7. Centers for Disease Control and Prevention. (2022, June 7). Rethink your drink. https://www.cdc.gov/healthyweight/healthy_eating/drinks.html
8. Ann, R. (2016). Beverage Consumption in Relation to Discretionary Food Intake and Diet Quality among US Adults, 2003 to 2012. Journal of the Academy of Nutrition and Dietetics, 116(1), 28–37. https://doi.org/10.1016/j.jand.2015.08.009
9. Vanhees, L., De Sutter, J., Geladas, N. D., Doyle, F., Prescott, E., Cornelissen, V., Kouidi, E., Dugmore, D., Vanuzzo, D., Börjesson, M., & Doherty, P. (2012). Importance of characteristics and modalities of physical activity and exercise in defining the benefits to cardiovascular health within the general population: recommendations from the EACPR (Part I). European Journal of Preventive Cardiology, 19(4), 670–686. https://doi.org/10.1177/2047487312437059
10. McPherron, A. C., Guo, T., Bond, N. D., & Gavrilova, O. (2013). Increasing muscle mass to improve metabolism. Adipocyte, 2(2), 92–98. https://doi.org/10.4161/adip.22500
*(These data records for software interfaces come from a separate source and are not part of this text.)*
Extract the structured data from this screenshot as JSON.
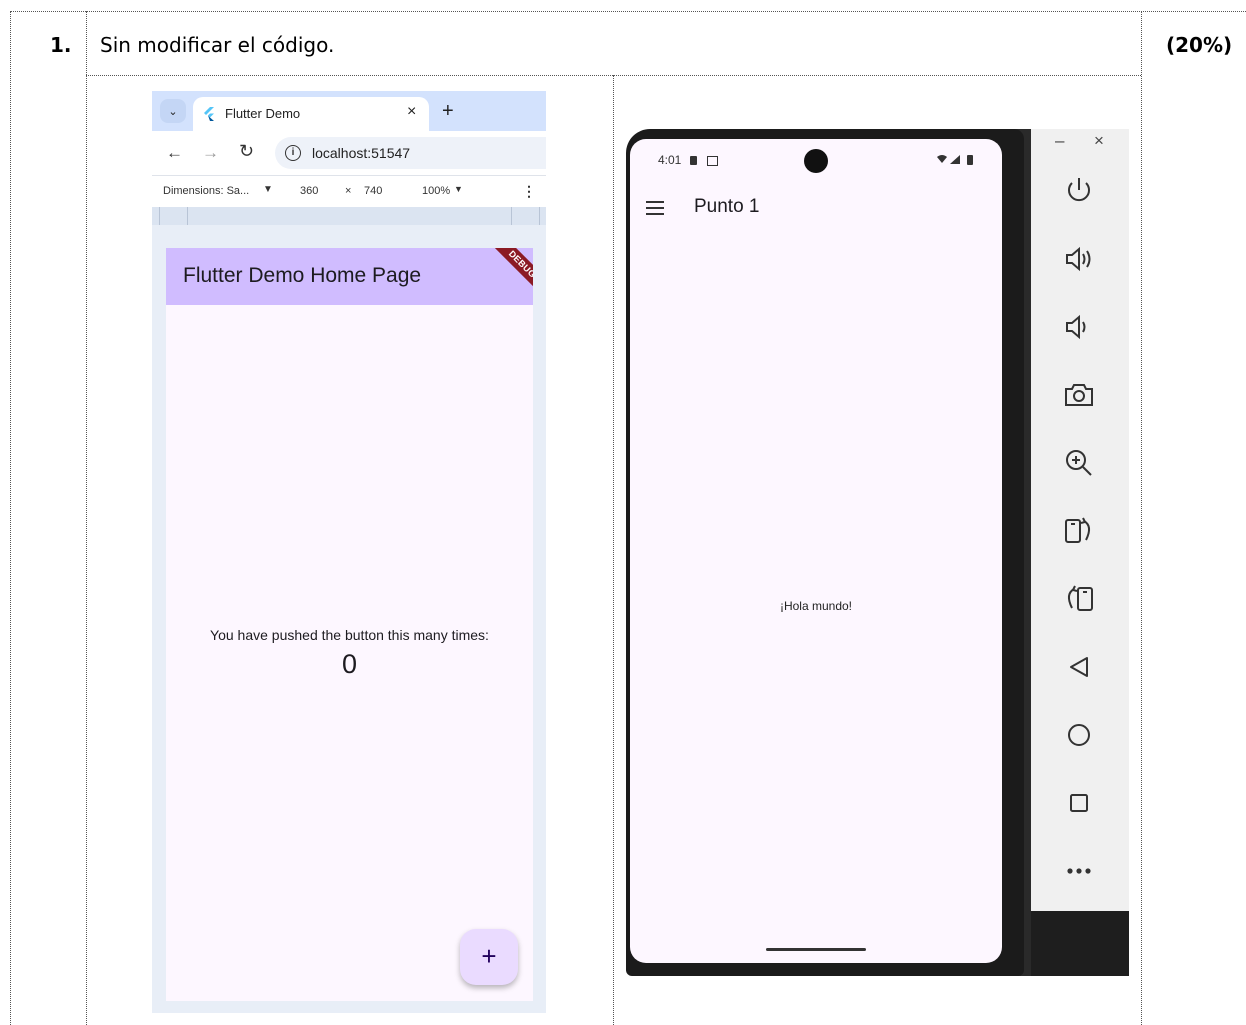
{
  "document": {
    "item_number": "1.",
    "instruction": "Sin modificar el código.",
    "weight": "(20%)"
  },
  "browser": {
    "tab_title": "Flutter Demo",
    "tab_close": "×",
    "new_tab": "+",
    "url": "localhost:51547",
    "devtools": {
      "dimensions_label": "Dimensions: Sa...",
      "dropdown_caret": "▼",
      "width": "360",
      "times": "×",
      "height": "740",
      "zoom": "100%",
      "zoom_caret": "▼",
      "more": "⋮"
    },
    "app": {
      "title": "Flutter Demo Home Page",
      "debug_banner": "DEBUG",
      "message": "You have pushed the button this many times:",
      "counter": "0",
      "fab_label": "+"
    }
  },
  "emulator": {
    "status_time": "4:01",
    "app_title": "Punto 1",
    "body_text": "¡Hola mundo!",
    "window_minimize": "–",
    "window_close": "×",
    "panel_icons": [
      "power-icon",
      "volume-up-icon",
      "volume-down-icon",
      "camera-icon",
      "zoom-in-icon",
      "rotate-right-icon",
      "rotate-left-icon",
      "back-icon",
      "home-icon",
      "overview-icon",
      "more-icon"
    ]
  }
}
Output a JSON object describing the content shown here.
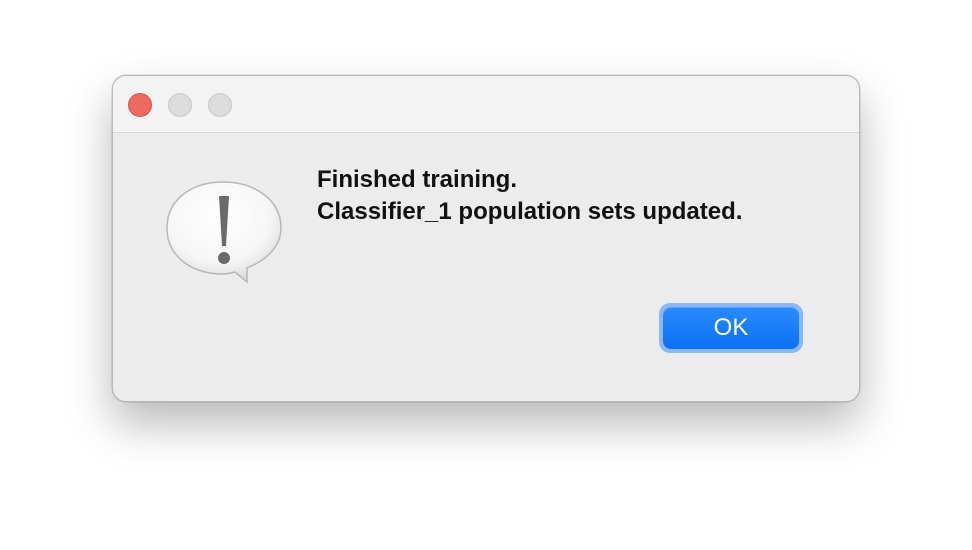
{
  "window": {
    "traffic_lights": {
      "close_color": "#ed6a5e",
      "inactive_color": "#dcdcdc"
    }
  },
  "alert": {
    "icon": "exclamation-speech-bubble-icon",
    "message_lines": [
      "Finished training.",
      "Classifier_1 population sets updated."
    ]
  },
  "buttons": {
    "ok_label": "OK",
    "ok_color": "#0b6ff2"
  }
}
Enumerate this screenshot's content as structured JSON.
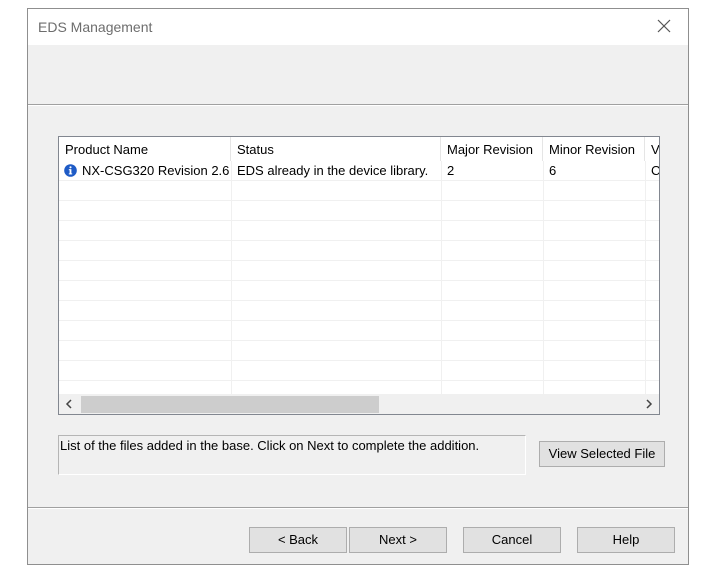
{
  "window": {
    "title": "EDS Management"
  },
  "list": {
    "columns": [
      {
        "label": "Product Name"
      },
      {
        "label": "Status"
      },
      {
        "label": "Major Revision"
      },
      {
        "label": "Minor Revision"
      },
      {
        "label": "V"
      }
    ],
    "rows": [
      {
        "icon": "info-icon",
        "product_name": "NX-CSG320 Revision 2.6",
        "status": "EDS already in the device library.",
        "major_revision": "2",
        "minor_revision": "6",
        "v": "C"
      }
    ],
    "horizontal_scroll_position": 0.0
  },
  "message": "List of the files added in the base. Click on Next to complete the addition.",
  "buttons": {
    "view_selected_file": "View Selected File",
    "back": "< Back",
    "next": "Next >",
    "cancel": "Cancel",
    "help": "Help"
  },
  "colors": {
    "dialog_bg": "#f0f0f0",
    "info_icon": "#1e5bc6",
    "button_bg": "#e1e1e1",
    "scroll_thumb": "#cdcdcd"
  }
}
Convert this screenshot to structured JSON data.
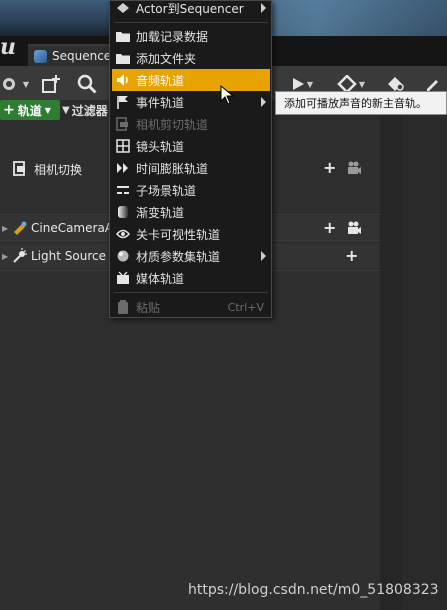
{
  "tab": {
    "label": "Sequence"
  },
  "filter_bar": {
    "track_label": "轨道",
    "filter_label": "过滤器"
  },
  "outliner": {
    "camera_cut_label": "相机切换",
    "rows": [
      {
        "label": "CineCameraAc"
      },
      {
        "label": "Light Source"
      }
    ]
  },
  "menu": {
    "top_item": "Actor到Sequencer",
    "items": [
      {
        "label": "加载记录数据",
        "icon": "folder-icon"
      },
      {
        "label": "添加文件夹",
        "icon": "folder-icon"
      },
      {
        "label": "音频轨道",
        "icon": "speaker-icon",
        "highlighted": true
      },
      {
        "label": "事件轨道",
        "icon": "flag-icon",
        "submenu": true
      },
      {
        "label": "相机剪切轨道",
        "icon": "camera-cut-icon",
        "disabled": true
      },
      {
        "label": "镜头轨道",
        "icon": "film-grid-icon"
      },
      {
        "label": "时间膨胀轨道",
        "icon": "time-dilation-icon"
      },
      {
        "label": "子场景轨道",
        "icon": "subscene-icon"
      },
      {
        "label": "渐变轨道",
        "icon": "fade-icon"
      },
      {
        "label": "关卡可视性轨道",
        "icon": "eye-icon"
      },
      {
        "label": "材质参数集轨道",
        "icon": "material-icon",
        "submenu": true
      },
      {
        "label": "媒体轨道",
        "icon": "media-icon"
      }
    ],
    "paste_label": "粘贴",
    "paste_shortcut": "Ctrl+V"
  },
  "tooltip": {
    "text": "添加可播放声音的新主音轨。"
  },
  "watermark": "https://blog.csdn.net/m0_51808323",
  "colors": {
    "highlight": "#e8a300",
    "track_button": "#2e7d32"
  }
}
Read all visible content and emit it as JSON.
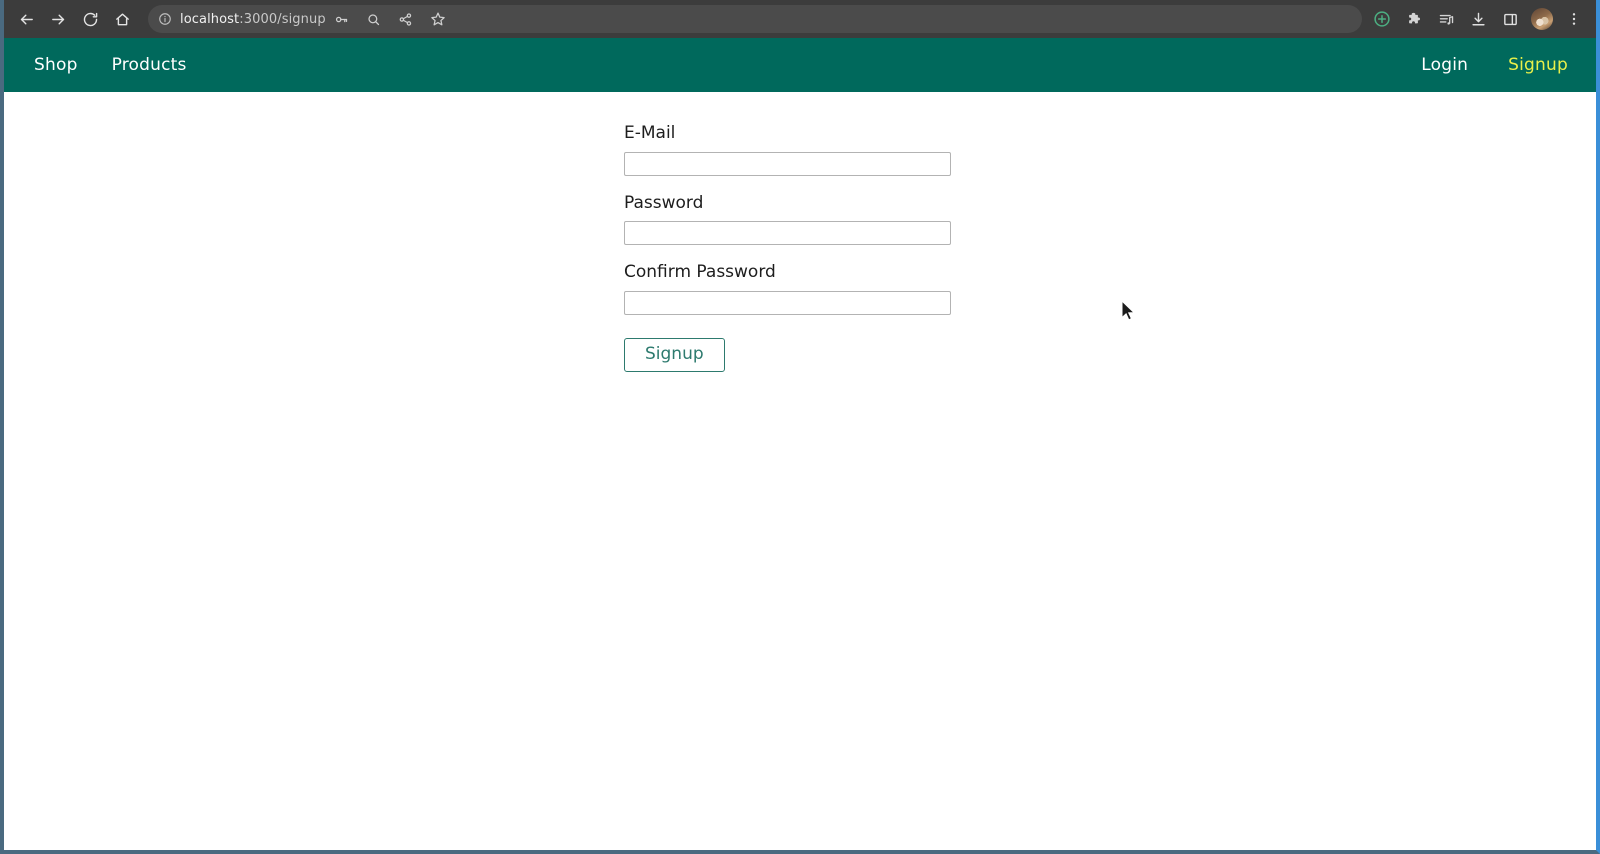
{
  "browser": {
    "url_host": "localhost",
    "url_path": ":3000/signup",
    "back_icon": "back-arrow-icon",
    "forward_icon": "forward-arrow-icon",
    "reload_icon": "reload-icon",
    "home_icon": "home-icon",
    "site_info_icon": "site-info-icon",
    "password_manager_icon": "key-icon",
    "zoom_icon": "magnifier-icon",
    "share_icon": "share-icon",
    "bookmark_icon": "star-icon",
    "add_icon": "green-plus-circle-icon",
    "extensions_icon": "puzzle-piece-icon",
    "reading_list_icon": "playlist-icon",
    "downloads_icon": "download-icon",
    "side_panel_icon": "side-panel-icon",
    "profile_label": "avatar",
    "menu_icon": "three-dot-menu-icon"
  },
  "site_nav": {
    "left_links": [
      {
        "label": "Shop",
        "active": false
      },
      {
        "label": "Products",
        "active": false
      }
    ],
    "right_links": [
      {
        "label": "Login",
        "active": false
      },
      {
        "label": "Signup",
        "active": true
      }
    ]
  },
  "form": {
    "fields": [
      {
        "label": "E-Mail",
        "value": "",
        "placeholder": "",
        "type": "email"
      },
      {
        "label": "Password",
        "value": "",
        "placeholder": "",
        "type": "password"
      },
      {
        "label": "Confirm Password",
        "value": "",
        "placeholder": "",
        "type": "password"
      }
    ],
    "submit_label": "Signup"
  },
  "colors": {
    "nav_background": "#00695c",
    "nav_link": "#ffffff",
    "nav_link_active": "#e8f04a",
    "button_accent": "#2d7a6e",
    "toolbar_background": "#3c3c3c",
    "omnibox_background": "#4b4b4b",
    "page_background": "#ffffff",
    "window_focus_border": "#3a8fd8"
  }
}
11. Centers for Disease Control and Prevention. (2022, June 2). How much physical activity do adults need? https://www.cdc.gov/physicalactivity/basics/adults/index.htm